The 2008 poll makes clear that gun ownership is deeply embedded in political identity, and vice versa. (Unfortunately, the question on gun ownership was dropped from the 2012 national exit poll.) Some other variables, like race or where a voter lives, also strongly predict gun ownership. But the differences between the parties remain even after accounting for these characteristics.

White voters were substantially more likely to own guns than Hispanics or blacks. But white Republicans were more likely to own guns than white Democrats.

And based on demographic inertia, the differences seem likely to grow over time.

About 35 percent of Democratic voters age 65 and older reported having a gun in their home, against about 25 percent of those ages 18 to 29. But gun ownership rates bore little relationship to age among Republican voters, and were constant at about 55 percent among all age groups. That might suggest that gun ownership will continue to decline among Democrats while holding steady among Republicans, further increasing the partisan gap.

Gun ownership rates are highest in rural areas, where guns are more likely to be used for hunting as well as personal protection. A slight majority of Democratic voters in rural areas said they had a gun in their home, according to the survey, although the rate was somewhat higher, 65 percent, among rural Republicans.

In urban areas, 40 percent of Republican voters said they had a gun in their home, while 20 percent of Democrats did.

The differences are most apparent in suburban areas. There, 58 percent of Republican voters said there was a gun in their household, against just 27 percent of Democrats.

Having school-age children in the household did not significantly affect gun ownership rates, either positively or negatively. A majority of Republican-voting parents of minor children had a gun in their home, while only about one in four Democratic-voting parents did.

In other respects, the profile of gun owners defies some of the stereotypes that urban liberals might assign to them. For example, despite President Obama’s comments in 2008 about voters who “cling to guns and religion,” the two qualities are not strongly correlated.
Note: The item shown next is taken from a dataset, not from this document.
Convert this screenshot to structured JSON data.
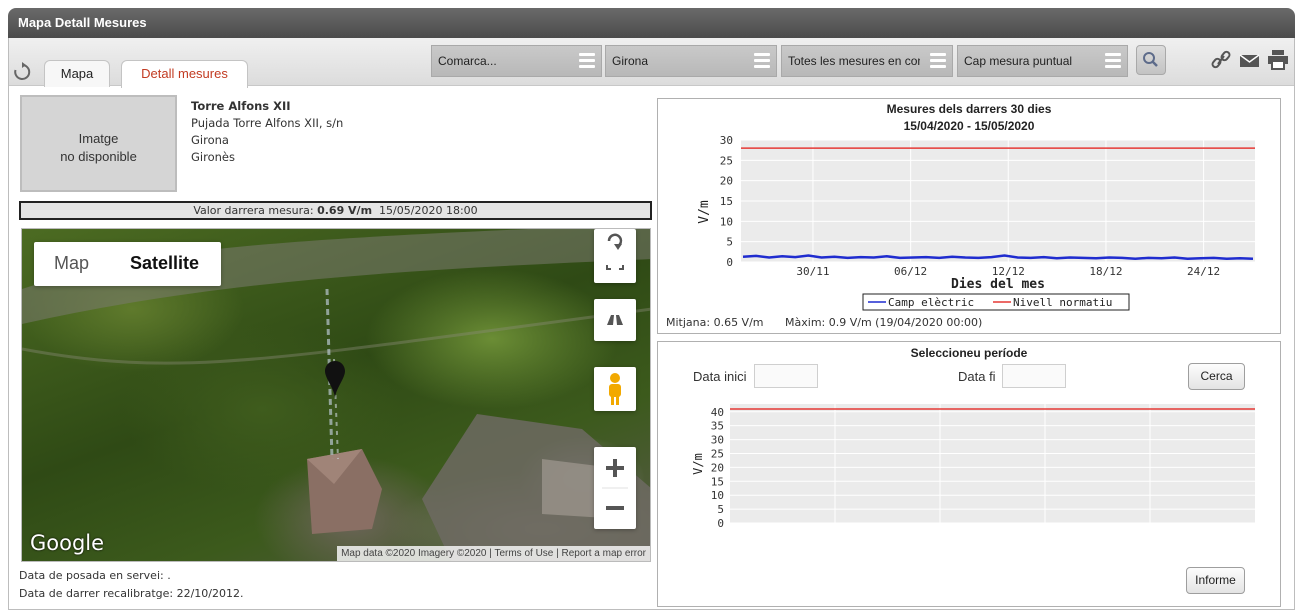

Slightly more than 40 percent of voters who said they attended church weekly or more often reported having a gun in their home, about the same percentage as among those who attend religious services just a few times a month or a few times a year. And gun ownership rates are highest among the middle class, rather than the poor. Households making $50,000 to $100,000 per year were slightly more likely to own guns than those that made a little bit less or a little more. (However, gun ownership rates are inversely correlated with educational attainment.)

Perhaps last weekend’s mass shooting in Newtown, Conn., will serve to diminish the partisan split in attitudes toward guns; early polls on Newtown find relatively modest differences between Democrats and Republicans on what they see as the causes of the shooting. Then again, following the initial aftermath, the partisan divide in attitudes toward guns has seemed only to accelerate after similar past events, as at Columbine High School in 1999.

It might seem strange that ownership of a single household object is so strongly tied to voting behavior and broader political attitudes in America. But America is an outlier relative to other industrialized nations in its gun ownership rates. Whatever makes this country so different from the rest of the world must surely be reflected in the differences in how Democrats and Republicans see the nation.

A version of this article appears in print on 12/19/2012, on page A1 of the NewYork edition with the headline: Party Identity in a Gun Cabinet.

Nate Silver is the founder and editor in chief of FiveThirtyEight.